Prototype: German Federal Railroad (DB) E 69 electric locomotive and three Prussian design compartment cars, 1 each type B3, 1 each type C3 with a brakeman's cab, and 1 each type C3tr. "Bottle Green" paint scheme. Locomotive road number 69 02. The train looks as it did in 1952.
Model: The E 69 has an mfx+ digital decoder and extensive sound functions. 2 axles powered. Traction tires. The triple headlights and dual red marker lights change over with the direction of travel, will work in conventional operation, and can be controlled digitally. Maintenance-free LEDs are used for the lighting. The locomotive has a current-conducting coupler that can be turned on/off digitally. It also has separately applied metal grab irons. The compartment cars have factory-installed LED interior lighting. They also have current-conducting couplers that can be uncoupled. The type C3tr car has built-in marker lights. Total length over the buffers approximately 51 cm / 20".
- E 69 includes extensive sound functions for the first time.
- mfx+ digital decoder.
- Current-conducting coupler that can be turned on/off digitally.
- Factory-installed LED interior lighting.
- Current-conducting couplers that can be uncoupled.
- Train marker lights.
Road number E 69 02 harkens back to the early years of electric motive power.

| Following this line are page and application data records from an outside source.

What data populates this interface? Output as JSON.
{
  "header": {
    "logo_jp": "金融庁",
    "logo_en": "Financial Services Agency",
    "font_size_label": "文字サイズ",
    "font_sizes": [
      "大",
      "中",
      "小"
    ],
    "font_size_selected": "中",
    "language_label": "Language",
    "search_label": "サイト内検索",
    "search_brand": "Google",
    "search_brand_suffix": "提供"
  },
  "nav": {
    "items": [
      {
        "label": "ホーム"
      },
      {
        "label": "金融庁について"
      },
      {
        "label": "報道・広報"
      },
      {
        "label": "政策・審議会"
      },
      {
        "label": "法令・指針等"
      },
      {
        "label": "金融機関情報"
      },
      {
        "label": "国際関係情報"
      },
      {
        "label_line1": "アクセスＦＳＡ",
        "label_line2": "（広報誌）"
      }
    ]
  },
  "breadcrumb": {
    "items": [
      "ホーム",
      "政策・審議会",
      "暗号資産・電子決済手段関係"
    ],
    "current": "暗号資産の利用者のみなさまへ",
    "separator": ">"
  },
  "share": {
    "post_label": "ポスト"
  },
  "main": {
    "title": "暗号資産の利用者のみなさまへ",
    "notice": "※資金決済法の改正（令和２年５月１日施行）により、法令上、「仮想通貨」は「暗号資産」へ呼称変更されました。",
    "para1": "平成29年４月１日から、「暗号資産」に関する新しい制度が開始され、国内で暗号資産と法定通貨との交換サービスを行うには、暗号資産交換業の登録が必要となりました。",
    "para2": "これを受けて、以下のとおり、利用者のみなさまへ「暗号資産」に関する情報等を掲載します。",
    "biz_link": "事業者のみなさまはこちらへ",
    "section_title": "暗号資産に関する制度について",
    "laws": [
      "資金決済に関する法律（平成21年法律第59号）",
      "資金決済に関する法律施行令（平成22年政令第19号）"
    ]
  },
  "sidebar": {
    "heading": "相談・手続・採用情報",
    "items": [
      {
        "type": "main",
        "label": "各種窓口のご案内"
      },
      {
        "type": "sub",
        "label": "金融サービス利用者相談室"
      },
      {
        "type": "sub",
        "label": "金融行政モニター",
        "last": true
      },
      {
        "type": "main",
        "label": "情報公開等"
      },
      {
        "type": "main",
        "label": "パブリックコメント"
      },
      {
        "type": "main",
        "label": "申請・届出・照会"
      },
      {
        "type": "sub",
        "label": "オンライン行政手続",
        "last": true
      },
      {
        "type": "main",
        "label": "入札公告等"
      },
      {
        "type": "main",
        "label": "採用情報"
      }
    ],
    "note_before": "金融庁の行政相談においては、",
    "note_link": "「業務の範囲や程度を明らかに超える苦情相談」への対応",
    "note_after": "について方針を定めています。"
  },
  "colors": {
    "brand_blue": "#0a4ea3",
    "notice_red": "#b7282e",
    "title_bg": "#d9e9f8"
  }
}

This unit gave service as the oldest electric locomotive on the German Federal Railroad from 1954 to its being retired in 1981. It is closely linked with its original route, the branch line Murnau – Oberammergau, until 1938 owned by the Local Railroad, Inc. of Munich (LAG) and known as a route to bring people to the famous Oberammergau Passion Play that takes place every ten years. Road number E 69 02 was placed into service on May 19, 1909 as LAG 2 "Pauline" and had its first big test to prove itself in the following year during the Passion Play performances. After just a few years doing a "guest performance" in Heidelberg, it was back on its original route until 1981 performing reliably and can now be found in the Nürnberg Transportation Museum.